Impressed by their previous work, the client tasked the studio led by architects María Victoria Besonías and Guillermo de Almeida with designing a property in the coastal Costa Esmerelda resort that had a simple pared-back aesthetic and low-maintenance construction.
The brief for this holiday home called for two bedrooms, an open-plan living space with a visual connection to the kitchen, and a large terrace providing space for outdoor entertaining.
Costa Esmeralda is located several hours south of Buenos Aires in a coastal area covered with pine forests and acacia trees that emerge from sand dunes. The house is set within a patch of established forest and the design had to consider the position of existing trees, as well as a slope of almost two metres.
Another key consideration was the vicinity of a road and neighbouring properties. The planar walls and openings are carefully configured to create a sense of privacy.
The eastern elevation, which is exposed to the street, incorporates just a few windows, while the more protected western facade features large glazed surfaces that provide plenty of daylight and views.

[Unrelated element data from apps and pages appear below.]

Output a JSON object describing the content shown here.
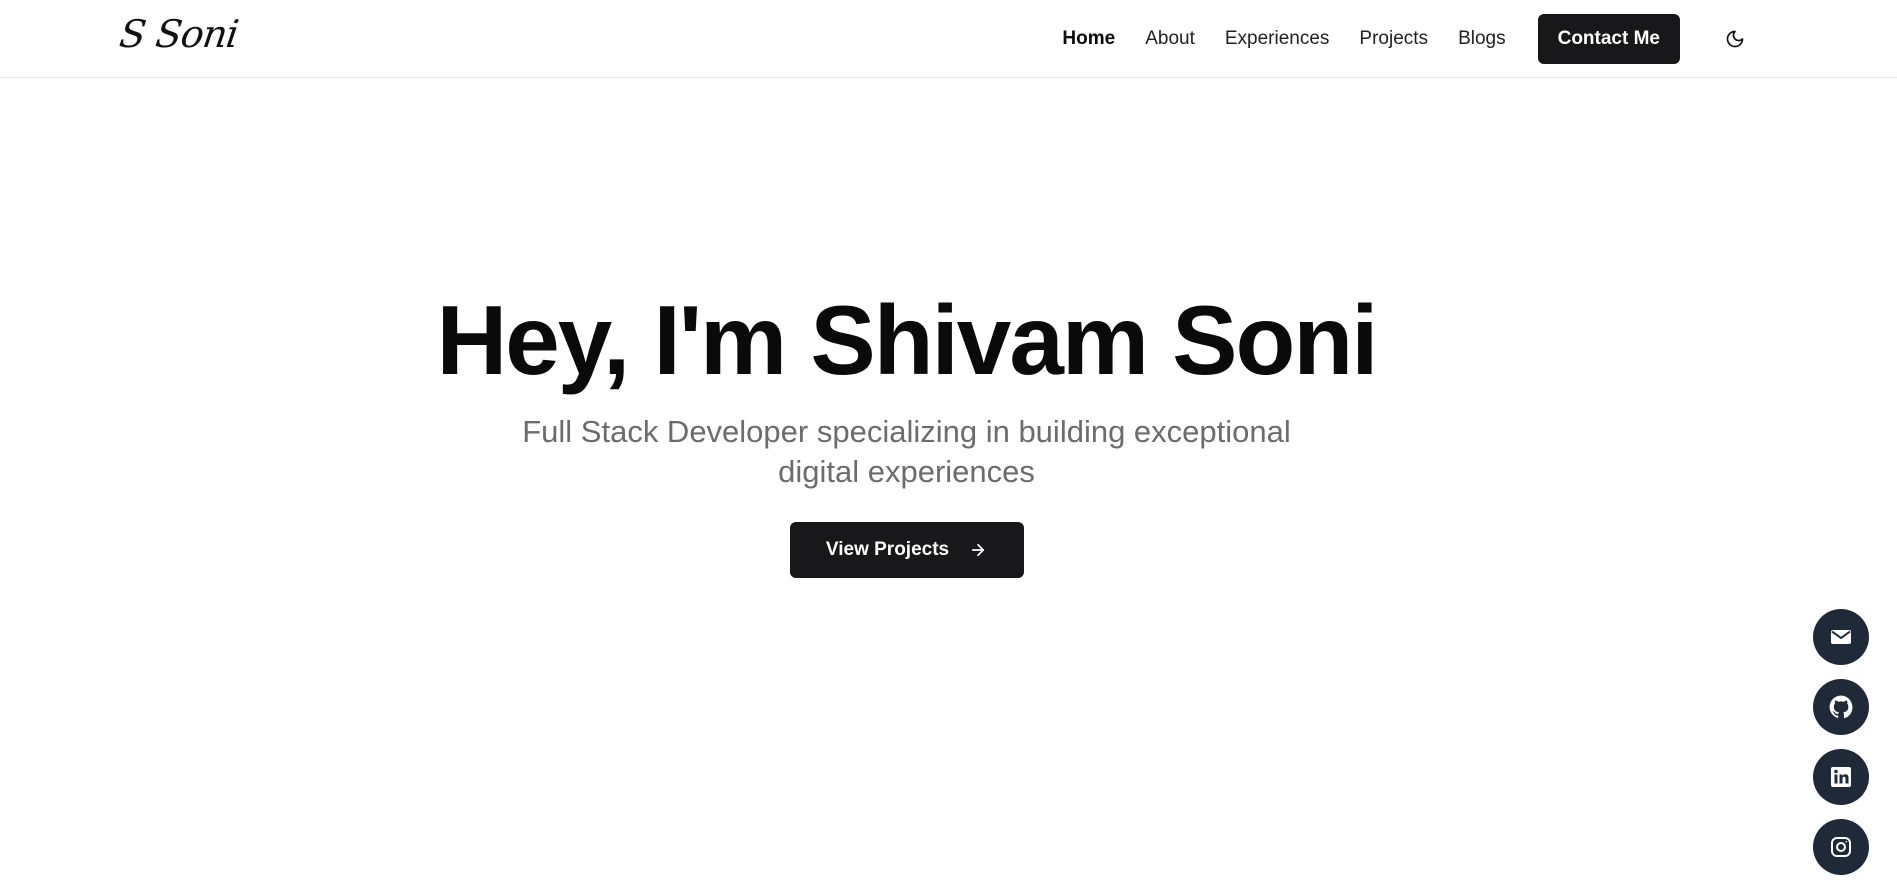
{
  "header": {
    "logo": "S Soni",
    "nav": [
      "Home",
      "About",
      "Experiences",
      "Projects",
      "Blogs"
    ],
    "active": "Home",
    "contact_label": "Contact Me",
    "theme_icon": "moon-icon"
  },
  "hero": {
    "title": "Hey, I'm Shivam Soni",
    "subtitle": "Full Stack Developer specializing in building exceptional digital experiences",
    "cta_label": "View Projects",
    "cta_icon": "arrow-right-icon"
  },
  "socials": [
    {
      "icon": "mail-icon"
    },
    {
      "icon": "github-icon"
    },
    {
      "icon": "linkedin-icon"
    },
    {
      "icon": "instagram-icon"
    }
  ],
  "colors": {
    "primary_button": "#18181b",
    "social_bg": "#1f2937",
    "subtitle": "#6b6b70",
    "border": "#e5e7eb"
  }
}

The building is oriented to follow the natural slope and steps down gradually across three volumes towards a cantilevered deck that looks out onto the forest.
As it moves across these different tiers, the house is divided into three main living sections. A 45-centimetre shift in height between each section accentuates the spatial separation between these functional zones.
Shallow steps connect the different spaces and extend along either side of the house. Small interior courtyards break up space and allow the surrounding landscape to enter the building.
The entrance is positioned at the centre and opens into the main living area. The steps lead up from this space to the level containing the bedrooms, and down towards the shaded deck.
The building features a limited material palette, with concrete used for the structure and interior finishes. Its combination with large glazed surfaces creates a contrast between heavy and light, opaque and transparent.
"Two unique materials: concrete and glass, were used to solve the integration with the landscape and to respond to the formal, structural, functional, finishing and maintenance issues," the architects pointed out.
Each of the three sections is topped with a concrete slab that rests on inverted beams and cantilevers out to shade the facades.
Concrete is also used for much of the built-in furniture and storage, including a large kitchen island and dining table. Floors made from cast cement continue the raw and robust aesthetic.
Photography is by Federico Kulekdjian.